Early life in India
Kitty Kirkpatrick was born Noor un-Nissa, Sahib Begum, at Hyderabad. In 1805, the year of her father's death, she and her elder brother Mir Ghulam Ali, Sahib Allum, were sent to live with their grandfather Colonel James Kirkpatrick, in London and Keston, Kent, leaving their mother in India.
Although brought up as Muslims, the two children were baptised on 25 March 1805 at St. Mary’s Church, Marylebone Road, and were thereafter known by their new Christian names, William George Kirkpatrick and Katherine Aurora "Kitty" Kirkpatrick.
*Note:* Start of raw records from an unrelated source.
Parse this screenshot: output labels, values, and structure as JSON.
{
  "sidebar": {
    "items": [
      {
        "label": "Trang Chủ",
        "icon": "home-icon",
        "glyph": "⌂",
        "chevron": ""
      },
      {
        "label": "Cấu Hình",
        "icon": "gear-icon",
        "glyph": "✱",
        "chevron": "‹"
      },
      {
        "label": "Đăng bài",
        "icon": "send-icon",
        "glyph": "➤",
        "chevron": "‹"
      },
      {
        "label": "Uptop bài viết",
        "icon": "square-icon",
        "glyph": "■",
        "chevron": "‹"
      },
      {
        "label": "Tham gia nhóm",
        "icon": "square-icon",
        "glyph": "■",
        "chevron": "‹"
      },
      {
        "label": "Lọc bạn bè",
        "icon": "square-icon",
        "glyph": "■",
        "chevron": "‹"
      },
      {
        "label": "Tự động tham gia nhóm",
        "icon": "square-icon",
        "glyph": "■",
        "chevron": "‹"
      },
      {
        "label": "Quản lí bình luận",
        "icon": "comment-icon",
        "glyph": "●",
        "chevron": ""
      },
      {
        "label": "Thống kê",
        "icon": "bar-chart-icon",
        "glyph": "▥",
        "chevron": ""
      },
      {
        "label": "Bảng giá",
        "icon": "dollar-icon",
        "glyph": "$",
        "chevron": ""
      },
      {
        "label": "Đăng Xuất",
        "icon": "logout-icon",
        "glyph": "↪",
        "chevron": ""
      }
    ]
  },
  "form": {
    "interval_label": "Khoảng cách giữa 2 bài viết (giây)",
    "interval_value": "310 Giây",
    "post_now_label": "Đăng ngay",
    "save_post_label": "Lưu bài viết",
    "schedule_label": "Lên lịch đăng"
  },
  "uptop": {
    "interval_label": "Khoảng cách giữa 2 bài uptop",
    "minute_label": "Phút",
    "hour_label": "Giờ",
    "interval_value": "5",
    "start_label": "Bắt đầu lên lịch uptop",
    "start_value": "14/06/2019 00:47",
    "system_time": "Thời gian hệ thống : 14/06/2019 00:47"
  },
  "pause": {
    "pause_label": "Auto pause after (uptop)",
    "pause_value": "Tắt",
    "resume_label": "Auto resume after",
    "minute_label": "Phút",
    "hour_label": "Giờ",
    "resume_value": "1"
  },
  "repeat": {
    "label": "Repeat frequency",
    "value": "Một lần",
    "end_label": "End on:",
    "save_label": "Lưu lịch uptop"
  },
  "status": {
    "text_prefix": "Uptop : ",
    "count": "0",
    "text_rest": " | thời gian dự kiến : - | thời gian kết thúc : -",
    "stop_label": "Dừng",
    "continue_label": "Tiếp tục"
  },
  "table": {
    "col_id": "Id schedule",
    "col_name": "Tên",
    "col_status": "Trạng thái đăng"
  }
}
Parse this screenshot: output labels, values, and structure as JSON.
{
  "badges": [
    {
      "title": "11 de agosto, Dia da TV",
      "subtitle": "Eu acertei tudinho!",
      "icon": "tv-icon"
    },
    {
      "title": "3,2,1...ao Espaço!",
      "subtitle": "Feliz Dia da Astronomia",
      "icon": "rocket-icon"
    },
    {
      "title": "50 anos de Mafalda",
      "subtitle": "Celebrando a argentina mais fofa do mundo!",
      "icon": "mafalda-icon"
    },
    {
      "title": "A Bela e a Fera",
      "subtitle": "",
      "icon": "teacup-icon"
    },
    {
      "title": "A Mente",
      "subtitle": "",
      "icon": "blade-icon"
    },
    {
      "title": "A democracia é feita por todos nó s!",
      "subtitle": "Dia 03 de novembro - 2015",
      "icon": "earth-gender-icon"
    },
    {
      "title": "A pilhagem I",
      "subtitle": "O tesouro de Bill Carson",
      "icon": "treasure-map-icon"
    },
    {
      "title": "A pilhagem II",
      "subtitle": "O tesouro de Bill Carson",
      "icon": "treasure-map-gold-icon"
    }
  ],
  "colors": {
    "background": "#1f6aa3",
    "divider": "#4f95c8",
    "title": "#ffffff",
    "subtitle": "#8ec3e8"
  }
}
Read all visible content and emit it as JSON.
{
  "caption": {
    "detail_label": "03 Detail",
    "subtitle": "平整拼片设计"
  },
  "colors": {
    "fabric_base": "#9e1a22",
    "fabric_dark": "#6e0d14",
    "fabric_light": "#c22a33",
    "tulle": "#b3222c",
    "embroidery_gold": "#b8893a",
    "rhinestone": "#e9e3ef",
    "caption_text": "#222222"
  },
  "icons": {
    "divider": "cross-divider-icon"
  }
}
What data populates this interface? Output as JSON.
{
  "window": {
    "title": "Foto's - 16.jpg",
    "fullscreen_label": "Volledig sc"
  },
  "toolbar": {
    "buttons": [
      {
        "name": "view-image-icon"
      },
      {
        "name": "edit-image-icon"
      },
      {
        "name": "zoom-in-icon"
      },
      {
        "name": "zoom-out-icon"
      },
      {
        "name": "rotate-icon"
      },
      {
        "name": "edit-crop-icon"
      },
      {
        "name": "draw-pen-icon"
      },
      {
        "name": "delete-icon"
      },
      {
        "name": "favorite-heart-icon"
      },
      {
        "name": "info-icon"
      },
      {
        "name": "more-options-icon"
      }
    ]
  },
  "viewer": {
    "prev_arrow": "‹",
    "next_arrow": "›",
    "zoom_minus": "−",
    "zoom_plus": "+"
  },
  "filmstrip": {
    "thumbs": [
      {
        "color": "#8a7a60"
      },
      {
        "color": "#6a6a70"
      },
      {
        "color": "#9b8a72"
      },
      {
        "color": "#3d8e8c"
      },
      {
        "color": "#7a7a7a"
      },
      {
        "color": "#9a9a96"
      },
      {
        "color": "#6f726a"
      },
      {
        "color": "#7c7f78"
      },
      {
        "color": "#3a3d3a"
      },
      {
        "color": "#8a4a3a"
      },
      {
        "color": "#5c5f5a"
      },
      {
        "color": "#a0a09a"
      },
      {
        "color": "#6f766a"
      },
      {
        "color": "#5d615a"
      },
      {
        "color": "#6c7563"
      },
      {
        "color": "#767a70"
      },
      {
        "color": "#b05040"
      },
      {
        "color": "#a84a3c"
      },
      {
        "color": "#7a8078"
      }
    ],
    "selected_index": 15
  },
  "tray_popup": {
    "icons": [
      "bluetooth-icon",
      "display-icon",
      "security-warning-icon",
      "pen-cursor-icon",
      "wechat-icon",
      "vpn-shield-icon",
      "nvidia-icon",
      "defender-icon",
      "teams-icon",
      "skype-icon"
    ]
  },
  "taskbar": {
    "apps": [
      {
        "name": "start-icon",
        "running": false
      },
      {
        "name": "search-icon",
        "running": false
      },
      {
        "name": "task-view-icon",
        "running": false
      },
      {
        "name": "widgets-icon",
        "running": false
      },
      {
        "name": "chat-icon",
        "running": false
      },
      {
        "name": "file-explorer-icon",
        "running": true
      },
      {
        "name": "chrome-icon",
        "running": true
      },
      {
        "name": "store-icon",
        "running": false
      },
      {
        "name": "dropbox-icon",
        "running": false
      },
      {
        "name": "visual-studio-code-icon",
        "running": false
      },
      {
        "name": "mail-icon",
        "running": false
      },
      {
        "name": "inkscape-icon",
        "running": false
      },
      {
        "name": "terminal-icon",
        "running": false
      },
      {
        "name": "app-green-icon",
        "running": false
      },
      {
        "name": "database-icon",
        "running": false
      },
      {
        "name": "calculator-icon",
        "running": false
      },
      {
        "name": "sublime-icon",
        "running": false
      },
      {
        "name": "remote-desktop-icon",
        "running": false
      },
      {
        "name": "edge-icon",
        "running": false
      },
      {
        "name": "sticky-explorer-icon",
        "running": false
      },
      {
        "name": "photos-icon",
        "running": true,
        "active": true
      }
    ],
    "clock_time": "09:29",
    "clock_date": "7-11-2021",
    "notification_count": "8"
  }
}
William was disabled in 1812 after falling into boiling water and had to have an arm amputated; he married and had three children but died in 1828 aged 27.
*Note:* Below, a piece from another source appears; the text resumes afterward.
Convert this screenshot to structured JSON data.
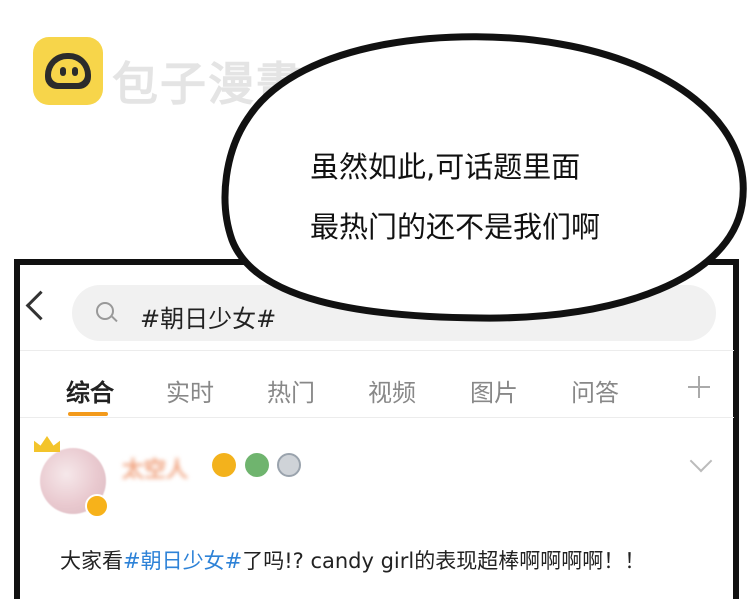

Kitty was "... brought up as a Victorian lady – grew into a famous beauty, [and] [was] immortalised by Thomas Carlyle in his novel Sartor Resartus". It is believed that she was the inspiration for (the Calypso-like) Blumine, one of the characters of Carlyle's book.
Her brother's death, as well as that of her grandfather and other relations, left Kitty with an inheritance estimated at about £50,000. In 1822, while staying with her cousin Barbara Isabella, wife of Charles Buller, M.P., she met Thomas Carlyle, who was then employed as the Buller children's tutor. Romance was encouraged by another of Kitty's cousins, Julia (who married Edward Strachey, grandfather of the writer Lytton Strachey), but the marriage of a wealthy lady to a poor, struggling writer was not generally approved of. Instead, on 21 November 1829, Kitty married Captain James Winslowe Phillipps and went on to have seven children.
Contact with India in later life
After 36 years of silence, Kitty was able to establish contact with her grandmother Sharaf un-Nissa with the help of Englishman Henry Russell. Although they never saw each other again, the two women corresponded regularly for six years.
- White mischief - The Guardian, December 9, 2002
- Anthony Gardner: Author and Journalist - Interviews (Tatler, 2002)
- Colonial Grandeur - The Hindu, February 27, 2005